mete

Definition from Wiktionary, the free dictionary
Jump to: navigation, search

English[edit]

Pronunciation[edit]

Anagrams[edit]

Etymology 1[edit]

From Middle English meten, from Old English metan (to measure, mete out, mark off, compare, estimate; pass over, traverse), from Proto-Germanic *metaną (to measure), from Proto-Indo-European *med- (to measure, consider). Cognate with Scots mete (to measure), West Frisian mjitte (to measure), Dutch meten (to measure), German messen (to measure), Swedish mäta (to measure), Latin modus (limit, measure, target), Ancient Greek μεδίμνος (medímnos, measure, bushel), Ancient Greek μέδεσθαι (médesthai, care for), Old Armenian միտ (mit, mind).

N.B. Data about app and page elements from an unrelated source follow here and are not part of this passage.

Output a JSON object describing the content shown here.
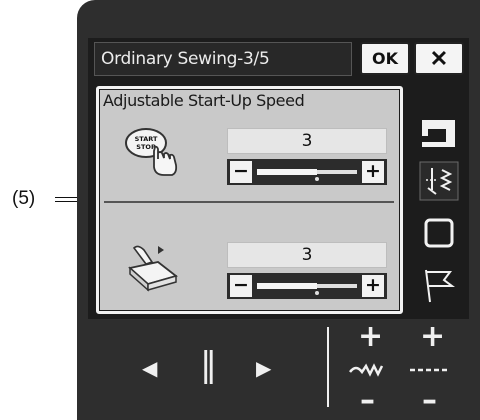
{
  "callout": {
    "label": "(5)"
  },
  "header": {
    "title": "Ordinary Sewing-3/5",
    "ok_label": "OK",
    "close_label": "✕"
  },
  "panel": {
    "title": "Adjustable Start-Up Speed",
    "rows": [
      {
        "icon": "start-stop-button-icon",
        "icon_text": "START STOP",
        "value": "3",
        "level_fraction": 0.6,
        "minus": "−",
        "plus": "+"
      },
      {
        "icon": "foot-control-icon",
        "value": "3",
        "level_fraction": 0.6,
        "minus": "−",
        "plus": "+"
      }
    ]
  },
  "side_icons": [
    "sewing-machine-icon",
    "stitch-icon",
    "square-icon",
    "flag-icon"
  ],
  "bottom": {
    "prev_label": "◀",
    "pause_label": "‖",
    "next_label": "▶",
    "plus_label": "+",
    "minus_label": "–"
  }
}
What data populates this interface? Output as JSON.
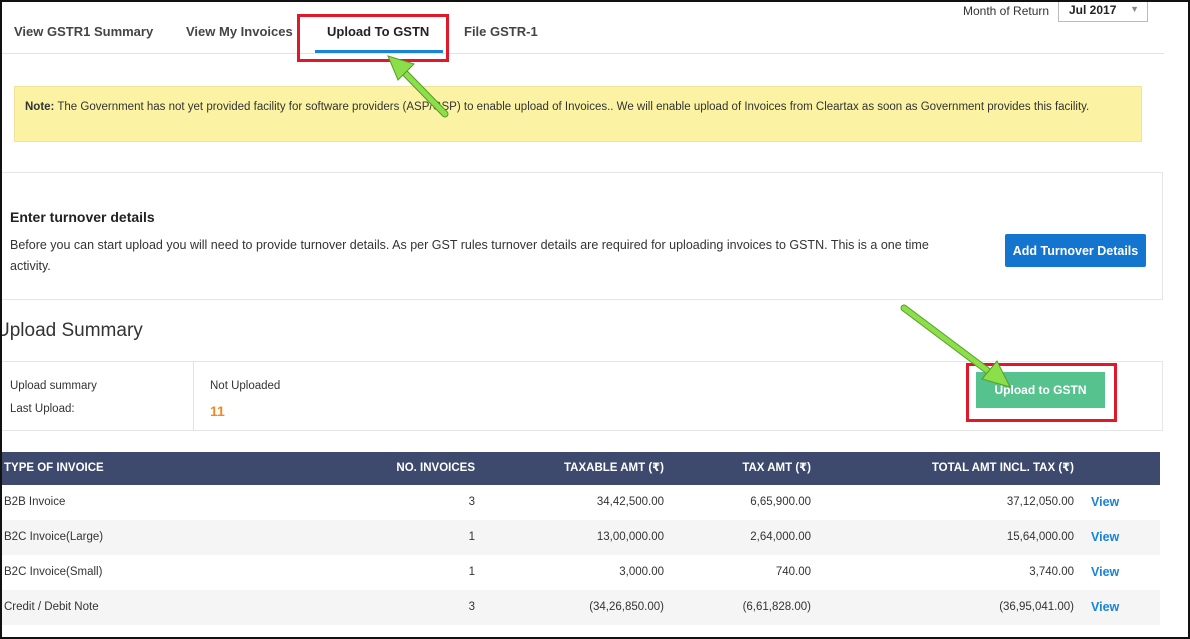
{
  "tabs": [
    {
      "label": "View GSTR1 Summary"
    },
    {
      "label": "View My Invoices"
    },
    {
      "label": "Upload To GSTN"
    },
    {
      "label": "File GSTR-1"
    }
  ],
  "month_of_return": {
    "label": "Month of Return",
    "value": "Jul 2017"
  },
  "note": {
    "prefix": "Note:",
    "text": " The Government has not yet provided facility for software providers (ASP/GSP) to enable upload of Invoices.. We will enable upload of Invoices from Cleartax as soon as Government provides this facility."
  },
  "turnover": {
    "title": "Enter turnover details",
    "description": "Before you can start upload you will need to provide turnover details. As per GST rules turnover details are required for uploading invoices to GSTN. This is a one time activity.",
    "button": "Add Turnover Details"
  },
  "upload_summary": {
    "heading": "Upload Summary",
    "label_summary": "Upload summary",
    "label_last": "Last Upload:",
    "status": "Not Uploaded",
    "count": "11",
    "button": "Upload to GSTN"
  },
  "table": {
    "headers": {
      "type": "TYPE OF INVOICE",
      "num": "NO. INVOICES",
      "taxable": "TAXABLE AMT (₹)",
      "tax": "TAX AMT (₹)",
      "total": "TOTAL AMT INCL. TAX (₹)"
    },
    "rows": [
      {
        "type": "B2B Invoice",
        "num": "3",
        "taxable": "34,42,500.00",
        "tax": "6,65,900.00",
        "total": "37,12,050.00",
        "action": "View"
      },
      {
        "type": "B2C Invoice(Large)",
        "num": "1",
        "taxable": "13,00,000.00",
        "tax": "2,64,000.00",
        "total": "15,64,000.00",
        "action": "View"
      },
      {
        "type": "B2C Invoice(Small)",
        "num": "1",
        "taxable": "3,000.00",
        "tax": "740.00",
        "total": "3,740.00",
        "action": "View"
      },
      {
        "type": "Credit / Debit Note",
        "num": "3",
        "taxable": "(34,26,850.00)",
        "tax": "(6,61,828.00)",
        "total": "(36,95,041.00)",
        "action": "View"
      }
    ]
  },
  "colors": {
    "active_tab_underline": "#1b83d6",
    "highlight_box": "#e0192a",
    "annotation_arrow": "#8be04a",
    "note_background": "#fbf3a3",
    "primary_button": "#1475cf",
    "upload_button": "#56c28e",
    "table_header": "#3d4a6e",
    "count_text": "#f08a24"
  }
}
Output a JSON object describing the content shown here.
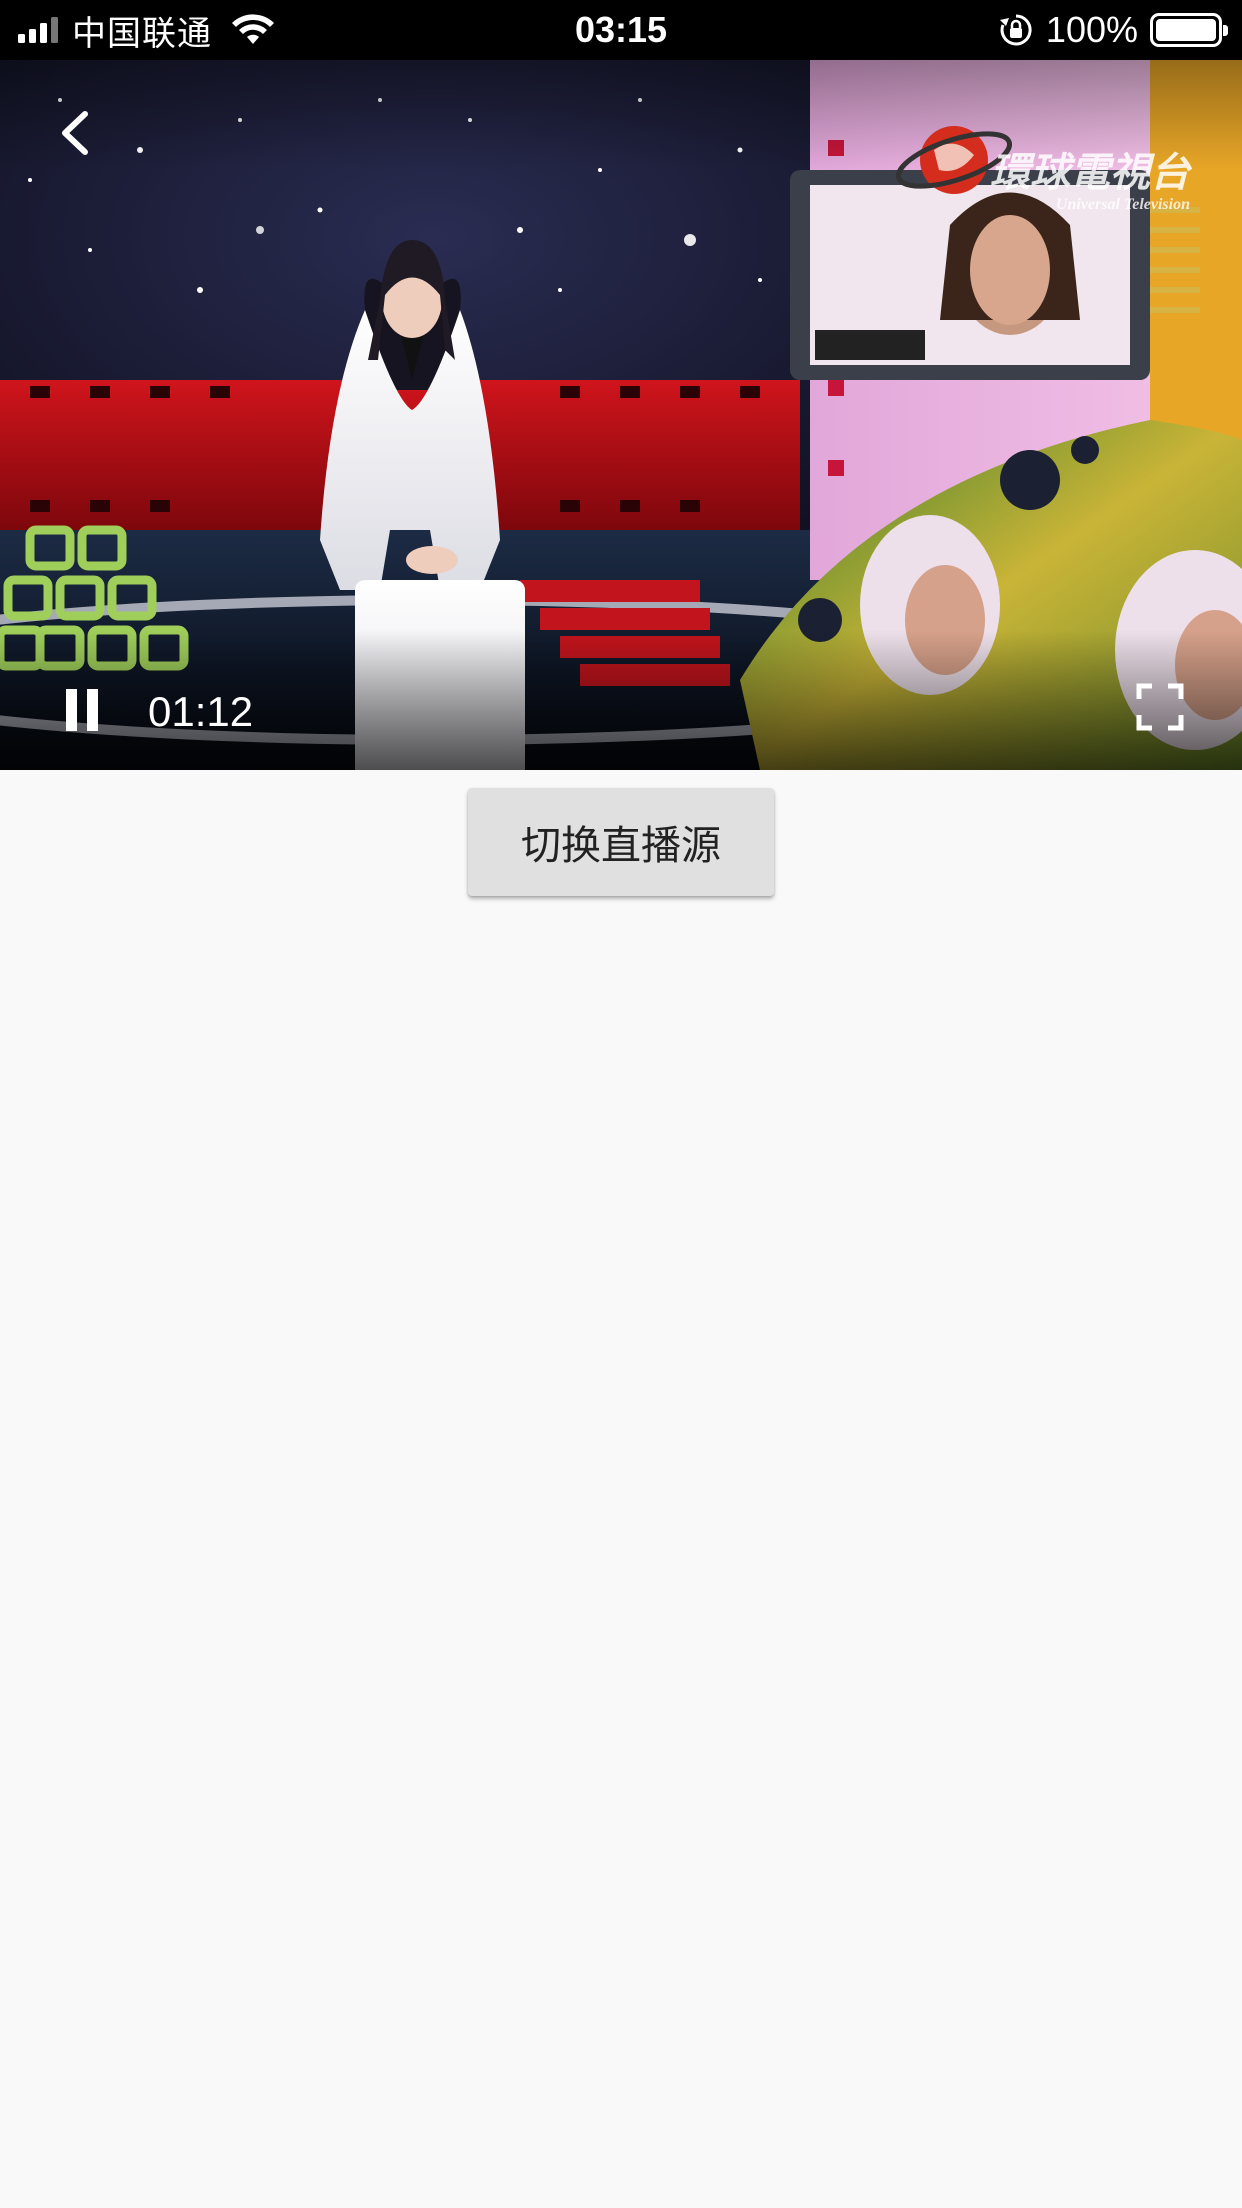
{
  "status_bar": {
    "carrier": "中国联通",
    "time": "03:15",
    "battery_percent": "100%",
    "signal_bars_active": 3,
    "battery_level": 1.0
  },
  "player": {
    "elapsed_time": "01:12",
    "state": "playing",
    "station_logo_text": "環球電視台",
    "station_logo_sub": "Universal Television",
    "icons": {
      "back": "chevron-left-icon",
      "pause": "pause-icon",
      "fullscreen": "fullscreen-icon"
    }
  },
  "actions": {
    "switch_source_label": "切换直播源"
  },
  "colors": {
    "status_bar_bg": "#000000",
    "page_bg": "#f9f9f9",
    "button_bg": "#e0e0e0",
    "button_text": "#222222"
  }
}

Verb[edit]

mete (third-person singular simple present metes, present participle meting, simple past and past participle meted)

  1. (transitive, archaic, poetic, dialectal) To measure.
    • 1611King James Version of the Bible, Matthew 7:2
      For with what judgment ye judge, ye shall be judged: and with what measure ye mete, it shall be measured to you again.
    • 1870s Dante Gabriel Rossetti, Soothsay, lines 80-83
      the Power that fashions man
      Measured not out thy little span
      For thee to take the meting-rod
      In turn,
  2. (transitive, usually with “out”) To dispense, measure (out), allot (especially punishment, reward etc.).
    • 1833Alfred Tennyson, Ulysses
      Match'd with an agèd wife, I mete and dole
      Unequal laws unto a savage race
Translations[edit]

Etymology 2[edit]

From Middle English, from Old French mete (boundary, boundary marker), from Latin mēta (post, goal, marker), from Proto-Indo-European *meit- (stake, post). Cognate with Old English wullmod ("distaff").

Noun[edit]

mete (plural metes)

  1. A boundary or other limit; a boundary-marker; mere.

Dutch[edit]

Verb[edit]

mete

  1. singular present subjunctive of meten

Anagrams[edit]


Haitian Creole[edit]

Etymology[edit]

From French mettre (put, put on)

Verb[edit]

mete

  1. put
  2. put on

Italian[edit]

Noun[edit]

mete f

  1. plural form of meta

Anagrams[edit]


Latin[edit]

Verb[edit]

mete

  1. second-person singular present active imperative of metō

Middle English[edit]

Etymology 1[edit]

From Old English mete (food). More at meat.

Noun[edit]

mete

  1. food; meat.

Etymology 2[edit]

From Old French mete (boundary, mere). More at mete.

Noun[edit]

mete

  1. boundary, target, point, position.

Etymology 3[edit]

From Old English ġemǣte (suitable, meet). More at meet.

Adjective[edit]

mēte

  1. suitable, fitting, appropriate.
  2. pleasing, accommodating, useful.
  3. right in shape or size, well-fitting.

Adverb[edit]

mēte

  1. appropriately
  2. copiously

References[edit]

  • The Middle English Dictionary (M.E.D.)[1]
  • Riverside Chaucer[2]

Old English[edit]

Alternative forms[edit]

Etymology[edit]

From Proto-Germanic *matiz.

Noun[edit]

mete m

  1. food

Declension[edit]

Descendants[edit]


Portuguese[edit]

Verb[edit]

mete

  1. Third-person singular (ele, ela, also used with tu and você?) present indicative of meter
  2. Second-person singular (tu) affirmative imperative of meter

Spanish[edit]

Verb[edit]

mete

  1. Informal second-person singular () affirmative imperative form of meter.
  2. Formal second-person singular (usted) present indicative form of meter.
  3. Third-person singular (él, ella, also used with usted?) present indicative form of meter.